Indiana Fever superstar Caitlin Clark is no stranger to the limelight. The NCAA all-time scoring leader constantly had cameras in her face in college, and USC women's basketball's JuJu Watkins may be the next student-athlete to take that mantle.

Clark had some words of wisdom for Watkins when they met in April, via Luca Evans of The Orange County Registry.

“‘I had this attention for a year and a half, two years’ … she said to Watkins. ‘You’re going to have it for the next three.’”

Clark commented when she ran into Watkins and Trojans coach Lindsay Gottlieb at the Wooden Awards at the Los Angeles Athletic Club.

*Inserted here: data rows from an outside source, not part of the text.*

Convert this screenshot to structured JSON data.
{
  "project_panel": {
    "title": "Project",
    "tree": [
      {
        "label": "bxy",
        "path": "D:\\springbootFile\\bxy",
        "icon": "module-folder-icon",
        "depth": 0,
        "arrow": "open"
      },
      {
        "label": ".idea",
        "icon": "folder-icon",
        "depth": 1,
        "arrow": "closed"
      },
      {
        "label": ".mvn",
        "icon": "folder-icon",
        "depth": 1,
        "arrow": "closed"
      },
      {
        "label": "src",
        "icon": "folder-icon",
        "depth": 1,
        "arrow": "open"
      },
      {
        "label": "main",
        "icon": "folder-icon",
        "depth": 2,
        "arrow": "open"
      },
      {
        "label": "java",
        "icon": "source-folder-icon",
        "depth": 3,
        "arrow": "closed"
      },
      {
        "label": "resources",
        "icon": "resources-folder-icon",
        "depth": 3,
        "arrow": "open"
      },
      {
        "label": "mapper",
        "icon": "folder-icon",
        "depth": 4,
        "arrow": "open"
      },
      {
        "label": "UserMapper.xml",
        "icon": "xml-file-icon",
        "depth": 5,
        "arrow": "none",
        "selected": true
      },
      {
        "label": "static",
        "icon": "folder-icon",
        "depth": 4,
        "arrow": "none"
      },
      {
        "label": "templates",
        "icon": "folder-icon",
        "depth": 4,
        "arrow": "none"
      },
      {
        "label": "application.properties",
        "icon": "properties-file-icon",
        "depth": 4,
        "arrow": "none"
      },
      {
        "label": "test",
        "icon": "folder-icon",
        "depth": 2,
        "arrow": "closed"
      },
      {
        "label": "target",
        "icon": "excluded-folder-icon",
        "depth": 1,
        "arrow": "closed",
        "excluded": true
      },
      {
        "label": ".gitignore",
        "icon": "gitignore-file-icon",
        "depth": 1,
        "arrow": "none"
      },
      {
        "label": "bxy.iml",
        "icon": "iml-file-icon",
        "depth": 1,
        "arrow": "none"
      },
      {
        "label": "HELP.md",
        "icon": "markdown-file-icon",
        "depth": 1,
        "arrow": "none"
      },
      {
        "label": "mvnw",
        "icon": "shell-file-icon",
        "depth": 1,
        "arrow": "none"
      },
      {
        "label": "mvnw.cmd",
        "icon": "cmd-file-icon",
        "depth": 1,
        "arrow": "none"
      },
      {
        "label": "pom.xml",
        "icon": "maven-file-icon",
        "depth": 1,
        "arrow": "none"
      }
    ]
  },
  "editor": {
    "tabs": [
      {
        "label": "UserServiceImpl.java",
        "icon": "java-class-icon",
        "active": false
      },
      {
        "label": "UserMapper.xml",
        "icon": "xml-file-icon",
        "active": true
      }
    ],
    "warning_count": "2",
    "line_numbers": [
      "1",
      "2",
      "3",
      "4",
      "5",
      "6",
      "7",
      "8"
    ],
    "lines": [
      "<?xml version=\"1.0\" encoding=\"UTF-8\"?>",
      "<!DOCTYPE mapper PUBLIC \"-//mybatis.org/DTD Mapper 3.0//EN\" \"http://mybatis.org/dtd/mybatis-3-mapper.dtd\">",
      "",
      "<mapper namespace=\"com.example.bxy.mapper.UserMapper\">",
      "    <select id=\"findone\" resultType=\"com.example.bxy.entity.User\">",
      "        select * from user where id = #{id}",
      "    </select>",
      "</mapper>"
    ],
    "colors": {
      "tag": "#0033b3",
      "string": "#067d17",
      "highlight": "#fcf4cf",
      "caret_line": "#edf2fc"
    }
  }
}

Both players were finalists for the Wooden Award, which is akin to the MVP trophy in the pros. Clark took the trophy home, but her departure from the NCAA cleared the way for Watkins to sit on the throne next.

How can Watkins learn from Clark's career as she prepares for her sophomore season?

Clark's Fever tenure should remind Watkins that even the cream of the crop needs to keep practicing

USC Trojans guard JuJu Watkins (12) shoots a jump shot during the second half against UConn Huskies forward Aaliyah Edwards (3) in the finals of the Portland Regional of the NCAA Tournament at the Moda Center.
© Troy Wayrynen-USA TODAY Sports

Gottlieb marveled at the way Clark has carried herself during her brief tenure at Indiana thus far. The 46-year-old met Clark again on Thursday, as the Fever came to practice at USC's Galen Center facility ahead of their Friday matchup with the Los Angeles Sparks. Clark took the time to briefly hang out with Gottlieb and her son Jordan, causing her appreciation of the rookie to grow even more.

“I’ve still never seen anything like this, where one player, five games into their rookie season, is from all angles getting every kind of attention,” Gottlieb told the Southern California News Group on Friday. “And that’s why I think I was so, just, blown away by her. Like, there was not one fake thing about her interaction with us.”

Clark's ability to stay grounded amid the media frenzy around her is a skill that only she may be able to help Watkins with.

“For JuJu, there’s not that many people who probably understand what her life might be like,” Gottlieb reflected Friday. “And Caitlin’s one of them.”

Watkins was dominant as a freshman, scoring 27.1 points per game on 40.1% shooting, with 7.3 rebounds, 3.3 assists, 2.3 steals, and 1.6 blocks. The 18-year-old won the Ann Meyers Drysdale Award, which is given to the best shooting guard in the country. She also took home WBCA Coaches' All-American, AP first-team All-American, and USBWA National Freshman of the Year honors, and that's not even half of her accomplishments, via USC's website. Watkins and UConn's Paige Bueckers will be favorites to win the Wooden Award heading into next season.

While Clark can certainly advise Watkins on dealing with media attention, she's also an example of how Watkins still has a long way to go in her development. Clark is the best player the women's college game has ever seen, and she's still experiencing adversity at the next level. Indiana has sputtered to a 1-6 record to start the campaign.

Regardless, it's easy to see why Gottlieb would love to have Clark as Watkins' mentor.

“I’m certainly going to utilize that as a resource, if she’s this willing,” Gottlieb said. “I think that’s just a neat thing. And I do think it’s really cool on her part to be willing to pay it forward, so to speak, and help someone else.”